■ Task to carry out:
Retype all of the records shown beneath this task, exactly as they stand.

[Website and app data records]

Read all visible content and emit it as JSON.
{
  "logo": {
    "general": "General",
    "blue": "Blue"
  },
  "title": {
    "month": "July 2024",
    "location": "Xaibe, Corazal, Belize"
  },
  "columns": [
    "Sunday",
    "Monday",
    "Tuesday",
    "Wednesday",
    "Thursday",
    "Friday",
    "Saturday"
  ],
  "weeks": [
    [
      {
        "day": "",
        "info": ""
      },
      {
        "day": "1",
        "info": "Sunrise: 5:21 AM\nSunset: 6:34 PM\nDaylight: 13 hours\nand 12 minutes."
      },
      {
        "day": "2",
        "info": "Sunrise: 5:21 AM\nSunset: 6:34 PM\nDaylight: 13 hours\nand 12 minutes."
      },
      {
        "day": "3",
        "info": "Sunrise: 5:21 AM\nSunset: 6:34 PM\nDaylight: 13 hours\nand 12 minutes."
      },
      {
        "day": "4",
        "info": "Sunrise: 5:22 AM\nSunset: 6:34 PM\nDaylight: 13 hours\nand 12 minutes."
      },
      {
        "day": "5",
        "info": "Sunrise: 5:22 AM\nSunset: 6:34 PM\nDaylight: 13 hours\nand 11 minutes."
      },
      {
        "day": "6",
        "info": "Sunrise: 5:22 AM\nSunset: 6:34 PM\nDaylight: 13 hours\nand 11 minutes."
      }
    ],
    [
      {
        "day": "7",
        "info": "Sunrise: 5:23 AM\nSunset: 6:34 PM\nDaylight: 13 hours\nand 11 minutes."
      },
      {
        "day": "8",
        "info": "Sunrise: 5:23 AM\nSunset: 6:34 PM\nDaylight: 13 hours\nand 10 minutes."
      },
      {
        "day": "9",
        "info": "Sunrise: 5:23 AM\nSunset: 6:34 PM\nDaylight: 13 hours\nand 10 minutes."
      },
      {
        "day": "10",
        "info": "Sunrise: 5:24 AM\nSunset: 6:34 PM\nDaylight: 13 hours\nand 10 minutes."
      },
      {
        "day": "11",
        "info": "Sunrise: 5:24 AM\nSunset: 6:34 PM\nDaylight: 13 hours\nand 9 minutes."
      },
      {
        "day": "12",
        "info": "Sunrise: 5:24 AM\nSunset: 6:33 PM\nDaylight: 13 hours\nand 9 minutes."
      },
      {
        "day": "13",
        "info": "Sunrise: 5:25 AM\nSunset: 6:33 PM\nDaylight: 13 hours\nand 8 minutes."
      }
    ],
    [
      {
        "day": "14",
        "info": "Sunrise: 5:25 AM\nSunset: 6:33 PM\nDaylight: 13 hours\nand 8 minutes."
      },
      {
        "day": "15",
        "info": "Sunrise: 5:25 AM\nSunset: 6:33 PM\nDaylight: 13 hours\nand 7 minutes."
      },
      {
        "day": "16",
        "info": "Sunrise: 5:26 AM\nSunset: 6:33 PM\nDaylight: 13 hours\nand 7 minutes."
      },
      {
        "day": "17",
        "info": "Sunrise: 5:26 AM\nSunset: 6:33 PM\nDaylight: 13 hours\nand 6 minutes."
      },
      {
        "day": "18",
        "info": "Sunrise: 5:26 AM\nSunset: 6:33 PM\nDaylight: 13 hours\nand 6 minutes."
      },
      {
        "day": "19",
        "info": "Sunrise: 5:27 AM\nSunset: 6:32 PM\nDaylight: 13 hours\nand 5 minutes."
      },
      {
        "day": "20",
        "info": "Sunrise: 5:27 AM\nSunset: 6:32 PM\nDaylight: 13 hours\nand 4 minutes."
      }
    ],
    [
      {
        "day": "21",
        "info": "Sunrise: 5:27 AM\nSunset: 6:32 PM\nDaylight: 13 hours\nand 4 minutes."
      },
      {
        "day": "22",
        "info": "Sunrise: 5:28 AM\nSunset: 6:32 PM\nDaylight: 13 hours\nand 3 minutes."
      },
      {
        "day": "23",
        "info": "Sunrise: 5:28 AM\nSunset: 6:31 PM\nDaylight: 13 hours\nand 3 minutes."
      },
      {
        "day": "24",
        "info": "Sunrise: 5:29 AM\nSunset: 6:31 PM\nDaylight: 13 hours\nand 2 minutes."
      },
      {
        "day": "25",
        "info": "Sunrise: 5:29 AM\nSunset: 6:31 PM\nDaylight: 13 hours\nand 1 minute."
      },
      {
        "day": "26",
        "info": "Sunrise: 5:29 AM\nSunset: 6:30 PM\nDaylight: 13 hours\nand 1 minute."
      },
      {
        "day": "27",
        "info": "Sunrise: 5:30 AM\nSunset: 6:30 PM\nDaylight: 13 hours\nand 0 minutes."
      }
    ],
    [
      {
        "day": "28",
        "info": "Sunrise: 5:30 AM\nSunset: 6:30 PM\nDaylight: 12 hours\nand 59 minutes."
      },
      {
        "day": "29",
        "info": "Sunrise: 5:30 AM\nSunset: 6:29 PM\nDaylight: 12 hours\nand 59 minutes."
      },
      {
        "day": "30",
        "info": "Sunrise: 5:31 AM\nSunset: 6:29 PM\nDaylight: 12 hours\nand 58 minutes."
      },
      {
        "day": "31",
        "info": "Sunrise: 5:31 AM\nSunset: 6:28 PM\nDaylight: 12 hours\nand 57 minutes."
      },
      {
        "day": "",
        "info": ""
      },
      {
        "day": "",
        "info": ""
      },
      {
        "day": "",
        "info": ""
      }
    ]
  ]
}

■ Answer for the task:
Read all visible content and emit it as JSON.
{
  "logo": {
    "general": "General",
    "blue": "Blue"
  },
  "title": {
    "month": "July 2024",
    "location": "Xaibe, Corazal, Belize"
  },
  "columns": [
    "Sunday",
    "Monday",
    "Tuesday",
    "Wednesday",
    "Thursday",
    "Friday",
    "Saturday"
  ],
  "weeks": [
    [
      {
        "day": "",
        "info": ""
      },
      {
        "day": "1",
        "info": "Sunrise: 5:21 AM\nSunset: 6:34 PM\nDaylight: 13 hours\nand 12 minutes."
      },
      {
        "day": "2",
        "info": "Sunrise: 5:21 AM\nSunset: 6:34 PM\nDaylight: 13 hours\nand 12 minutes."
      },
      {
        "day": "3",
        "info": "Sunrise: 5:21 AM\nSunset: 6:34 PM\nDaylight: 13 hours\nand 12 minutes."
      },
      {
        "day": "4",
        "info": "Sunrise: 5:22 AM\nSunset: 6:34 PM\nDaylight: 13 hours\nand 12 minutes."
      },
      {
        "day": "5",
        "info": "Sunrise: 5:22 AM\nSunset: 6:34 PM\nDaylight: 13 hours\nand 11 minutes."
      },
      {
        "day": "6",
        "info": "Sunrise: 5:22 AM\nSunset: 6:34 PM\nDaylight: 13 hours\nand 11 minutes."
      }
    ],
    [
      {
        "day": "7",
        "info": "Sunrise: 5:23 AM\nSunset: 6:34 PM\nDaylight: 13 hours\nand 11 minutes."
      },
      {
        "day": "8",
        "info": "Sunrise: 5:23 AM\nSunset: 6:34 PM\nDaylight: 13 hours\nand 10 minutes."
      },
      {
        "day": "9",
        "info": "Sunrise: 5:23 AM\nSunset: 6:34 PM\nDaylight: 13 hours\nand 10 minutes."
      },
      {
        "day": "10",
        "info": "Sunrise: 5:24 AM\nSunset: 6:34 PM\nDaylight: 13 hours\nand 10 minutes."
      },
      {
        "day": "11",
        "info": "Sunrise: 5:24 AM\nSunset: 6:34 PM\nDaylight: 13 hours\nand 9 minutes."
      },
      {
        "day": "12",
        "info": "Sunrise: 5:24 AM\nSunset: 6:33 PM\nDaylight: 13 hours\nand 9 minutes."
      },
      {
        "day": "13",
        "info": "Sunrise: 5:25 AM\nSunset: 6:33 PM\nDaylight: 13 hours\nand 8 minutes."
      }
    ],
    [
      {
        "day": "14",
        "info": "Sunrise: 5:25 AM\nSunset: 6:33 PM\nDaylight: 13 hours\nand 8 minutes."
      },
      {
        "day": "15",
        "info": "Sunrise: 5:25 AM\nSunset: 6:33 PM\nDaylight: 13 hours\nand 7 minutes."
      },
      {
        "day": "16",
        "info": "Sunrise: 5:26 AM\nSunset: 6:33 PM\nDaylight: 13 hours\nand 7 minutes."
      },
      {
        "day": "17",
        "info": "Sunrise: 5:26 AM\nSunset: 6:33 PM\nDaylight: 13 hours\nand 6 minutes."
      },
      {
        "day": "18",
        "info": "Sunrise: 5:26 AM\nSunset: 6:33 PM\nDaylight: 13 hours\nand 6 minutes."
      },
      {
        "day": "19",
        "info": "Sunrise: 5:27 AM\nSunset: 6:32 PM\nDaylight: 13 hours\nand 5 minutes."
      },
      {
        "day": "20",
        "info": "Sunrise: 5:27 AM\nSunset: 6:32 PM\nDaylight: 13 hours\nand 4 minutes."
      }
    ],
    [
      {
        "day": "21",
        "info": "Sunrise: 5:27 AM\nSunset: 6:32 PM\nDaylight: 13 hours\nand 4 minutes."
      },
      {
        "day": "22",
        "info": "Sunrise: 5:28 AM\nSunset: 6:32 PM\nDaylight: 13 hours\nand 3 minutes."
      },
      {
        "day": "23",
        "info": "Sunrise: 5:28 AM\nSunset: 6:31 PM\nDaylight: 13 hours\nand 3 minutes."
      },
      {
        "day": "24",
        "info": "Sunrise: 5:29 AM\nSunset: 6:31 PM\nDaylight: 13 hours\nand 2 minutes."
      },
      {
        "day": "25",
        "info": "Sunrise: 5:29 AM\nSunset: 6:31 PM\nDaylight: 13 hours\nand 1 minute."
      },
      {
        "day": "26",
        "info": "Sunrise: 5:29 AM\nSunset: 6:30 PM\nDaylight: 13 hours\nand 1 minute."
      },
      {
        "day": "27",
        "info": "Sunrise: 5:30 AM\nSunset: 6:30 PM\nDaylight: 13 hours\nand 0 minutes."
      }
    ],
    [
      {
        "day": "28",
        "info": "Sunrise: 5:30 AM\nSunset: 6:30 PM\nDaylight: 12 hours\nand 59 minutes."
      },
      {
        "day": "29",
        "info": "Sunrise: 5:30 AM\nSunset: 6:29 PM\nDaylight: 12 hours\nand 59 minutes."
      },
      {
        "day": "30",
        "info": "Sunrise: 5:31 AM\nSunset: 6:29 PM\nDaylight: 12 hours\nand 58 minutes."
      },
      {
        "day": "31",
        "info": "Sunrise: 5:31 AM\nSunset: 6:28 PM\nDaylight: 12 hours\nand 57 minutes."
      },
      {
        "day": "",
        "info": ""
      },
      {
        "day": "",
        "info": ""
      },
      {
        "day": "",
        "info": ""
      }
    ]
  ]
}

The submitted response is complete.